→ **Problem to work on**:
Every record below, from the first line to the last, is to be set down again exactly.

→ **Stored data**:
|---|

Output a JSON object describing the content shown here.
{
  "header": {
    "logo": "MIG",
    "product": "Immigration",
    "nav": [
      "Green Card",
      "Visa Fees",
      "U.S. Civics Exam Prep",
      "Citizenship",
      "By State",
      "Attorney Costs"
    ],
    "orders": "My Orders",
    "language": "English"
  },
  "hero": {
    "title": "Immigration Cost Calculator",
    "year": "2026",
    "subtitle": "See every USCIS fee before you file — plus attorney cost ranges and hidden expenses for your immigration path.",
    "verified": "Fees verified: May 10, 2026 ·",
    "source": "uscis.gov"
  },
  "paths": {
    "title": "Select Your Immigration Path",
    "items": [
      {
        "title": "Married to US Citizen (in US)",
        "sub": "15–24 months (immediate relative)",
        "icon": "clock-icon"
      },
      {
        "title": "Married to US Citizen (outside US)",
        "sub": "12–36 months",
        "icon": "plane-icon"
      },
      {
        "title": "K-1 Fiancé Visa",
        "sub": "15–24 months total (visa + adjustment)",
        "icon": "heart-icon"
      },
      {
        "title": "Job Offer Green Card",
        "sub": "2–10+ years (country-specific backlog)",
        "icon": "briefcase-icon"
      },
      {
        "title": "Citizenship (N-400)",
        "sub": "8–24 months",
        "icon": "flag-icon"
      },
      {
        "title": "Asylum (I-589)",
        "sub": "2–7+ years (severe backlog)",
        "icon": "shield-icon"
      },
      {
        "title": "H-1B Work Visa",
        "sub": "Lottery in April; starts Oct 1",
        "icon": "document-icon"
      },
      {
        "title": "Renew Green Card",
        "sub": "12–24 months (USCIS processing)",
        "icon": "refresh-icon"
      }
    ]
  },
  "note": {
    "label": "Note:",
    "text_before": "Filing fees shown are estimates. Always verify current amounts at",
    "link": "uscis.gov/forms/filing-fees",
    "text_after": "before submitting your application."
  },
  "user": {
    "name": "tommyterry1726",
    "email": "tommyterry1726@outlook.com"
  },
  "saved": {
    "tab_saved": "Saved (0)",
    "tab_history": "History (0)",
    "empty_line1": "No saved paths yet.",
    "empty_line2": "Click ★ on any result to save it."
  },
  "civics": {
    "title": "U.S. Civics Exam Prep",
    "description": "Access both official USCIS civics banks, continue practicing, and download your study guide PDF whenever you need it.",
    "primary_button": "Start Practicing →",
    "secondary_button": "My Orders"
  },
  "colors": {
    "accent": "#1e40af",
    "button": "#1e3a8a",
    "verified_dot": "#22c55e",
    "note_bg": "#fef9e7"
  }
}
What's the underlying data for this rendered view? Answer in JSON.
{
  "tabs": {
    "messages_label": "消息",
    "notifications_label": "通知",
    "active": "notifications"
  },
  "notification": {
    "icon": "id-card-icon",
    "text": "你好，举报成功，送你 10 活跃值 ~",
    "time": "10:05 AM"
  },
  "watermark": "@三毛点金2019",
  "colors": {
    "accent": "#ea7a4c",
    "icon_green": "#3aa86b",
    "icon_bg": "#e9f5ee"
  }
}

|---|

→ **Worked solution**:
Output a JSON object describing the content shown here.
{
  "header": {
    "logo": "MIG",
    "product": "Immigration",
    "nav": [
      "Green Card",
      "Visa Fees",
      "U.S. Civics Exam Prep",
      "Citizenship",
      "By State",
      "Attorney Costs"
    ],
    "orders": "My Orders",
    "language": "English"
  },
  "hero": {
    "title": "Immigration Cost Calculator",
    "year": "2026",
    "subtitle": "See every USCIS fee before you file — plus attorney cost ranges and hidden expenses for your immigration path.",
    "verified": "Fees verified: May 10, 2026 ·",
    "source": "uscis.gov"
  },
  "paths": {
    "title": "Select Your Immigration Path",
    "items": [
      {
        "title": "Married to US Citizen (in US)",
        "sub": "15–24 months (immediate relative)",
        "icon": "clock-icon"
      },
      {
        "title": "Married to US Citizen (outside US)",
        "sub": "12–36 months",
        "icon": "plane-icon"
      },
      {
        "title": "K-1 Fiancé Visa",
        "sub": "15–24 months total (visa + adjustment)",
        "icon": "heart-icon"
      },
      {
        "title": "Job Offer Green Card",
        "sub": "2–10+ years (country-specific backlog)",
        "icon": "briefcase-icon"
      },
      {
        "title": "Citizenship (N-400)",
        "sub": "8–24 months",
        "icon": "flag-icon"
      },
      {
        "title": "Asylum (I-589)",
        "sub": "2–7+ years (severe backlog)",
        "icon": "shield-icon"
      },
      {
        "title": "H-1B Work Visa",
        "sub": "Lottery in April; starts Oct 1",
        "icon": "document-icon"
      },
      {
        "title": "Renew Green Card",
        "sub": "12–24 months (USCIS processing)",
        "icon": "refresh-icon"
      }
    ]
  },
  "note": {
    "label": "Note:",
    "text_before": "Filing fees shown are estimates. Always verify current amounts at",
    "link": "uscis.gov/forms/filing-fees",
    "text_after": "before submitting your application."
  },
  "user": {
    "name": "tommyterry1726",
    "email": "tommyterry1726@outlook.com"
  },
  "saved": {
    "tab_saved": "Saved (0)",
    "tab_history": "History (0)",
    "empty_line1": "No saved paths yet.",
    "empty_line2": "Click ★ on any result to save it."
  },
  "civics": {
    "title": "U.S. Civics Exam Prep",
    "description": "Access both official USCIS civics banks, continue practicing, and download your study guide PDF whenever you need it.",
    "primary_button": "Start Practicing →",
    "secondary_button": "My Orders"
  },
  "colors": {
    "accent": "#1e40af",
    "button": "#1e3a8a",
    "verified_dot": "#22c55e",
    "note_bg": "#fef9e7"
  }
}
What's the underlying data for this rendered view? Answer in JSON.
{
  "tabs": {
    "messages_label": "消息",
    "notifications_label": "通知",
    "active": "notifications"
  },
  "notification": {
    "icon": "id-card-icon",
    "text": "你好，举报成功，送你 10 活跃值 ~",
    "time": "10:05 AM"
  },
  "watermark": "@三毛点金2019",
  "colors": {
    "accent": "#ea7a4c",
    "icon_green": "#3aa86b",
    "icon_bg": "#e9f5ee"
  }
}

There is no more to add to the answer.